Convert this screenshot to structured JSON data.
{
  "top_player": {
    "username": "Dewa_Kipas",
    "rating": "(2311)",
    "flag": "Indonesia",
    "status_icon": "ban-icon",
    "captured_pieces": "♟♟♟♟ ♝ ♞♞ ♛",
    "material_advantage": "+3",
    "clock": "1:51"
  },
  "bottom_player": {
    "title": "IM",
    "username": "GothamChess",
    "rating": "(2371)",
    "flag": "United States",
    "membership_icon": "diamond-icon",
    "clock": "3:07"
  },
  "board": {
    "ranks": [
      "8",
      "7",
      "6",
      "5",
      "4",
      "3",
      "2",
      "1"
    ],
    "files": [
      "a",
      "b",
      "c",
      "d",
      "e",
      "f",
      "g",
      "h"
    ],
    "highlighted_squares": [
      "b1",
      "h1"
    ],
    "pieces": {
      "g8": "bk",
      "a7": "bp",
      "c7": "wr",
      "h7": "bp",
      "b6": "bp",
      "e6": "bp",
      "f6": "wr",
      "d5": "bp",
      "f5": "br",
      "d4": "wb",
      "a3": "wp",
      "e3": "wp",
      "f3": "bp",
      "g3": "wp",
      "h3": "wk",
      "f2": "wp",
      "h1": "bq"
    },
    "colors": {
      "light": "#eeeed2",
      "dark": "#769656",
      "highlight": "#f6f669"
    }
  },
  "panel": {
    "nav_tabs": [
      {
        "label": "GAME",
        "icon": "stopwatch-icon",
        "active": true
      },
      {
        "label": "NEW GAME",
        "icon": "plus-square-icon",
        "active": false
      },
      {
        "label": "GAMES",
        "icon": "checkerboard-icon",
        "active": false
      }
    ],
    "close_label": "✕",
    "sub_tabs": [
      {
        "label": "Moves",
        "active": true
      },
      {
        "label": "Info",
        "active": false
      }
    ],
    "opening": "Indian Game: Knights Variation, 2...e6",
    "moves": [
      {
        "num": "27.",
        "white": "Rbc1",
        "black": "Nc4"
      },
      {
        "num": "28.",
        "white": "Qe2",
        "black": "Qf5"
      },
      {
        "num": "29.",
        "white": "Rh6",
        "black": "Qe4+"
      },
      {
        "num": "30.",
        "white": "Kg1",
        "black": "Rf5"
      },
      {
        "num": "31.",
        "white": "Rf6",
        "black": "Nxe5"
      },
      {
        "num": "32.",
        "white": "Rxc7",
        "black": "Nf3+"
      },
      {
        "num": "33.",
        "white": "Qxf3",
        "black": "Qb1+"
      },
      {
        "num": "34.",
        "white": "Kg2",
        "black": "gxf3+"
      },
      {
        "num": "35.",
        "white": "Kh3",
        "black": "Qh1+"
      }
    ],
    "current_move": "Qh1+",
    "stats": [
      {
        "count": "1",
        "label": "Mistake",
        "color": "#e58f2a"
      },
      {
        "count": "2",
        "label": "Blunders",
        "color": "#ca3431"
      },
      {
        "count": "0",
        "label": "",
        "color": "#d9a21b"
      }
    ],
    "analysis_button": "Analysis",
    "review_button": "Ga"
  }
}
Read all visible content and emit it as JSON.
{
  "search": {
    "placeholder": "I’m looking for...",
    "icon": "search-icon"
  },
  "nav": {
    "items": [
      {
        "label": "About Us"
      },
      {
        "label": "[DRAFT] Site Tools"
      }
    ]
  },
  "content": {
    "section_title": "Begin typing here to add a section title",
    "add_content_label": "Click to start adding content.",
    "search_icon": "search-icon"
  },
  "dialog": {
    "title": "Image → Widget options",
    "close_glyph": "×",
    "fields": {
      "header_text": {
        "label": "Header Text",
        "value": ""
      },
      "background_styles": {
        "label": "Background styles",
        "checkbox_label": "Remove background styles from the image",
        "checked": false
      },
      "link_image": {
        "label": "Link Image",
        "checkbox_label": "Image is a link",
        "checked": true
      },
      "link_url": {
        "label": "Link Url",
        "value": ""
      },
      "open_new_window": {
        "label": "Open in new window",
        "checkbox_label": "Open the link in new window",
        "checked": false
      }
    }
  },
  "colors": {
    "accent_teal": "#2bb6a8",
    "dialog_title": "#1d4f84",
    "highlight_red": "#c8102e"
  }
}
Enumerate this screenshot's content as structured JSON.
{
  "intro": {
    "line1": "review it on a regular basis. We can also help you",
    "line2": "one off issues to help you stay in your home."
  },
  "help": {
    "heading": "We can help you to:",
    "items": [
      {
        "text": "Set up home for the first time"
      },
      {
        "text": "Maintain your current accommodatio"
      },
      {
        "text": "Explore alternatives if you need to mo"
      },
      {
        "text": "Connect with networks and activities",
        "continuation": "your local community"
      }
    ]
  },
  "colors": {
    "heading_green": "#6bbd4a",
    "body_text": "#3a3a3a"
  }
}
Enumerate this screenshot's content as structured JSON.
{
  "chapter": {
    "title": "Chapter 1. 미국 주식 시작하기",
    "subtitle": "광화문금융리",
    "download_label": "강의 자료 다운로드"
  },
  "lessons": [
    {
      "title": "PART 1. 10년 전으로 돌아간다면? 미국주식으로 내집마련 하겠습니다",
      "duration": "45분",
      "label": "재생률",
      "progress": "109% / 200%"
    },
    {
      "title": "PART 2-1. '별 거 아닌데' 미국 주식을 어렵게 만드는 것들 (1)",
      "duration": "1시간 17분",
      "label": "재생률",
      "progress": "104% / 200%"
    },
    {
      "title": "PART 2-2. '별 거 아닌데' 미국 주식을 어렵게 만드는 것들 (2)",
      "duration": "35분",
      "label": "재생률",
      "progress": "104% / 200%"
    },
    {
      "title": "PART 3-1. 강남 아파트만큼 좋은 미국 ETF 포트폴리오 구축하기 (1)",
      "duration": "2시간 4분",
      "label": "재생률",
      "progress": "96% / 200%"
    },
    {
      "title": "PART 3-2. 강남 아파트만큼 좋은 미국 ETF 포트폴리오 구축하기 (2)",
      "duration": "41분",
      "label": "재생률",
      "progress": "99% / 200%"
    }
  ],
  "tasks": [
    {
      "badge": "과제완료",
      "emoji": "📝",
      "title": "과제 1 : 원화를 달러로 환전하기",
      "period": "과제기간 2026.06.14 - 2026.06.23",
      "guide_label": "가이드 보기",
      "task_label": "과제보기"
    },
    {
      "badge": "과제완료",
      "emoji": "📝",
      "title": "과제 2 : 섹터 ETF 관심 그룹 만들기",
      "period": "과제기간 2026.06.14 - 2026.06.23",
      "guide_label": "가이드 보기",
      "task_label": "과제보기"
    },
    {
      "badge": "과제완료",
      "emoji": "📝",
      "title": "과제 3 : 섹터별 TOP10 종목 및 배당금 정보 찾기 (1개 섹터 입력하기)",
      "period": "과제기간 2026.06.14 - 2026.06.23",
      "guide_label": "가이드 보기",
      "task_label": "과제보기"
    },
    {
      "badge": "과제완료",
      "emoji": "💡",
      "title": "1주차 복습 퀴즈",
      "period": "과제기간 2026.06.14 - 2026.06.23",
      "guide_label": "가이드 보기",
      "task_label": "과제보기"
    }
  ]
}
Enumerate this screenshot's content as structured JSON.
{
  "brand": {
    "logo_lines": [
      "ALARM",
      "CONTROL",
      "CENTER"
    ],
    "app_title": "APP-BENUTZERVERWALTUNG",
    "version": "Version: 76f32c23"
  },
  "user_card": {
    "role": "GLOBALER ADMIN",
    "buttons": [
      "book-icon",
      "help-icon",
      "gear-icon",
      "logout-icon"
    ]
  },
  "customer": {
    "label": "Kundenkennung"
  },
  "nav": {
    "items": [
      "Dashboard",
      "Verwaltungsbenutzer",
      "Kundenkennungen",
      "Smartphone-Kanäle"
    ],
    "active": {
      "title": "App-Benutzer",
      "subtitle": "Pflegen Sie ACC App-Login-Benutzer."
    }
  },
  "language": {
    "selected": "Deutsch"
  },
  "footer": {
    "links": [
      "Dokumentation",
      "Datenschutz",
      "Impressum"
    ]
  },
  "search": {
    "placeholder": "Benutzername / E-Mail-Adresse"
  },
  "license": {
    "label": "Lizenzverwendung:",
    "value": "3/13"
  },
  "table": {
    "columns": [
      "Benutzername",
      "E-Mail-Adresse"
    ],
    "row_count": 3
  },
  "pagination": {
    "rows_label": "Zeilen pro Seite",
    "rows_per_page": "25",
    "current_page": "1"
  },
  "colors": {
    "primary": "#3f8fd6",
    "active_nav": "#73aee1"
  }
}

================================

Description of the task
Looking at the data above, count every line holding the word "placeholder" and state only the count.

Solution for this problem
2